→ EXERCISE REQUIREMENTS:
Copy all of the data that follows without altering a word.

(Extracted data entries)

● ● ● ● ● ● ●

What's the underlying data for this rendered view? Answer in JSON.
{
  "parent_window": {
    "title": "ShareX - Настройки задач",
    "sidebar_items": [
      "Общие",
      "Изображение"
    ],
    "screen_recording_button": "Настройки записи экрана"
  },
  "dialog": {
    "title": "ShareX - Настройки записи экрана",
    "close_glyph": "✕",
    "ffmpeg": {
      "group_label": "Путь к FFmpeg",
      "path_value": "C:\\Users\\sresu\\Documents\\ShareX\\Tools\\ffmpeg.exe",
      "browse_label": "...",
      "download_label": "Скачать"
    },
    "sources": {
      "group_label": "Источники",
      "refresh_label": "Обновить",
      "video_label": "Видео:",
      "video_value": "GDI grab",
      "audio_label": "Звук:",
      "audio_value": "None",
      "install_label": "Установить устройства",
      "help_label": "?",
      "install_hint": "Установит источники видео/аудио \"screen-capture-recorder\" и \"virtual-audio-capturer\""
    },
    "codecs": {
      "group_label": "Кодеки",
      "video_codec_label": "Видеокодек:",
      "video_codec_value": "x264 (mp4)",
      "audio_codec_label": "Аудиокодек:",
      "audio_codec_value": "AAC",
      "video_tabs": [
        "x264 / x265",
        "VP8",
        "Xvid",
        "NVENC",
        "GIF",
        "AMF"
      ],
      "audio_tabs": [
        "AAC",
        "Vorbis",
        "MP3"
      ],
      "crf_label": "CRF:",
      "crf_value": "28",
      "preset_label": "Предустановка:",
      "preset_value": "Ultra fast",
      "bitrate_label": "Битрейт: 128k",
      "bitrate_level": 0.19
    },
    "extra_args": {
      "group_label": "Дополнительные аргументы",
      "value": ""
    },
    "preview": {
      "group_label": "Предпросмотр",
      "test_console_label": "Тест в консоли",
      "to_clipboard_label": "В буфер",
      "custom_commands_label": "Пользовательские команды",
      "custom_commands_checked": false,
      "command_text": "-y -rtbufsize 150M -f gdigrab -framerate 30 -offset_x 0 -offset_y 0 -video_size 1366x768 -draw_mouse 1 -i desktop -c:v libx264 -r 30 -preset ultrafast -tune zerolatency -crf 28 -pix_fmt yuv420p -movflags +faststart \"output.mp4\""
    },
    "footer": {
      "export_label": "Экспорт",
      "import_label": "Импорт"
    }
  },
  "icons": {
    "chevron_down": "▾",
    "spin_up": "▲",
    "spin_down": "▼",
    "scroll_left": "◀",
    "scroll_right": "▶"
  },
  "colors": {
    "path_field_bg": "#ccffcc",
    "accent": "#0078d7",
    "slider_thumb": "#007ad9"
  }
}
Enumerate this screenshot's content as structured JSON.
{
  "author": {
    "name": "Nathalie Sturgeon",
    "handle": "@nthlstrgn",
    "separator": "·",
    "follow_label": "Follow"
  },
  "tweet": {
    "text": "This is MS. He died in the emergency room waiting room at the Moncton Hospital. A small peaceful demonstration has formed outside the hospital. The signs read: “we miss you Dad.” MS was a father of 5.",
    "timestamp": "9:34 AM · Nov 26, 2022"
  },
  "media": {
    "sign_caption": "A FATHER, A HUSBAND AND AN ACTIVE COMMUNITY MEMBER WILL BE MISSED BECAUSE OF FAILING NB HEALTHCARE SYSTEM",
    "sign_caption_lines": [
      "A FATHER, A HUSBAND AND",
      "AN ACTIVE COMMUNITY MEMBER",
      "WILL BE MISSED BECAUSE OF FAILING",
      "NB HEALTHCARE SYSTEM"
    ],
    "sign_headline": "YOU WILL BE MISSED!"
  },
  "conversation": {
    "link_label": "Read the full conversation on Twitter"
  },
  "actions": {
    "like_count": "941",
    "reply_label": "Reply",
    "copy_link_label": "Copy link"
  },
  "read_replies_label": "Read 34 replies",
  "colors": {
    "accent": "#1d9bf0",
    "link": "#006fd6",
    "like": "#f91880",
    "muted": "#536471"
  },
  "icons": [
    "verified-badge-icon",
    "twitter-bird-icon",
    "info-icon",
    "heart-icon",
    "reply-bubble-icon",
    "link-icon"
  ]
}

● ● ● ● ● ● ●

→ ANSWER:
What's the underlying data for this rendered view? Answer in JSON.
{
  "parent_window": {
    "title": "ShareX - Настройки задач",
    "sidebar_items": [
      "Общие",
      "Изображение"
    ],
    "screen_recording_button": "Настройки записи экрана"
  },
  "dialog": {
    "title": "ShareX - Настройки записи экрана",
    "close_glyph": "✕",
    "ffmpeg": {
      "group_label": "Путь к FFmpeg",
      "path_value": "C:\\Users\\sresu\\Documents\\ShareX\\Tools\\ffmpeg.exe",
      "browse_label": "...",
      "download_label": "Скачать"
    },
    "sources": {
      "group_label": "Источники",
      "refresh_label": "Обновить",
      "video_label": "Видео:",
      "video_value": "GDI grab",
      "audio_label": "Звук:",
      "audio_value": "None",
      "install_label": "Установить устройства",
      "help_label": "?",
      "install_hint": "Установит источники видео/аудио \"screen-capture-recorder\" и \"virtual-audio-capturer\""
    },
    "codecs": {
      "group_label": "Кодеки",
      "video_codec_label": "Видеокодек:",
      "video_codec_value": "x264 (mp4)",
      "audio_codec_label": "Аудиокодек:",
      "audio_codec_value": "AAC",
      "video_tabs": [
        "x264 / x265",
        "VP8",
        "Xvid",
        "NVENC",
        "GIF",
        "AMF"
      ],
      "audio_tabs": [
        "AAC",
        "Vorbis",
        "MP3"
      ],
      "crf_label": "CRF:",
      "crf_value": "28",
      "preset_label": "Предустановка:",
      "preset_value": "Ultra fast",
      "bitrate_label": "Битрейт: 128k",
      "bitrate_level": 0.19
    },
    "extra_args": {
      "group_label": "Дополнительные аргументы",
      "value": ""
    },
    "preview": {
      "group_label": "Предпросмотр",
      "test_console_label": "Тест в консоли",
      "to_clipboard_label": "В буфер",
      "custom_commands_label": "Пользовательские команды",
      "custom_commands_checked": false,
      "command_text": "-y -rtbufsize 150M -f gdigrab -framerate 30 -offset_x 0 -offset_y 0 -video_size 1366x768 -draw_mouse 1 -i desktop -c:v libx264 -r 30 -preset ultrafast -tune zerolatency -crf 28 -pix_fmt yuv420p -movflags +faststart \"output.mp4\""
    },
    "footer": {
      "export_label": "Экспорт",
      "import_label": "Импорт"
    }
  },
  "icons": {
    "chevron_down": "▾",
    "spin_up": "▲",
    "spin_down": "▼",
    "scroll_left": "◀",
    "scroll_right": "▶"
  },
  "colors": {
    "path_field_bg": "#ccffcc",
    "accent": "#0078d7",
    "slider_thumb": "#007ad9"
  }
}
Enumerate this screenshot's content as structured JSON.
{
  "author": {
    "name": "Nathalie Sturgeon",
    "handle": "@nthlstrgn",
    "separator": "·",
    "follow_label": "Follow"
  },
  "tweet": {
    "text": "This is MS. He died in the emergency room waiting room at the Moncton Hospital. A small peaceful demonstration has formed outside the hospital. The signs read: “we miss you Dad.” MS was a father of 5.",
    "timestamp": "9:34 AM · Nov 26, 2022"
  },
  "media": {
    "sign_caption": "A FATHER, A HUSBAND AND AN ACTIVE COMMUNITY MEMBER WILL BE MISSED BECAUSE OF FAILING NB HEALTHCARE SYSTEM",
    "sign_caption_lines": [
      "A FATHER, A HUSBAND AND",
      "AN ACTIVE COMMUNITY MEMBER",
      "WILL BE MISSED BECAUSE OF FAILING",
      "NB HEALTHCARE SYSTEM"
    ],
    "sign_headline": "YOU WILL BE MISSED!"
  },
  "conversation": {
    "link_label": "Read the full conversation on Twitter"
  },
  "actions": {
    "like_count": "941",
    "reply_label": "Reply",
    "copy_link_label": "Copy link"
  },
  "read_replies_label": "Read 34 replies",
  "colors": {
    "accent": "#1d9bf0",
    "link": "#006fd6",
    "like": "#f91880",
    "muted": "#536471"
  },
  "icons": [
    "verified-badge-icon",
    "twitter-bird-icon",
    "info-icon",
    "heart-icon",
    "reply-bubble-icon",
    "link-icon"
  ]
}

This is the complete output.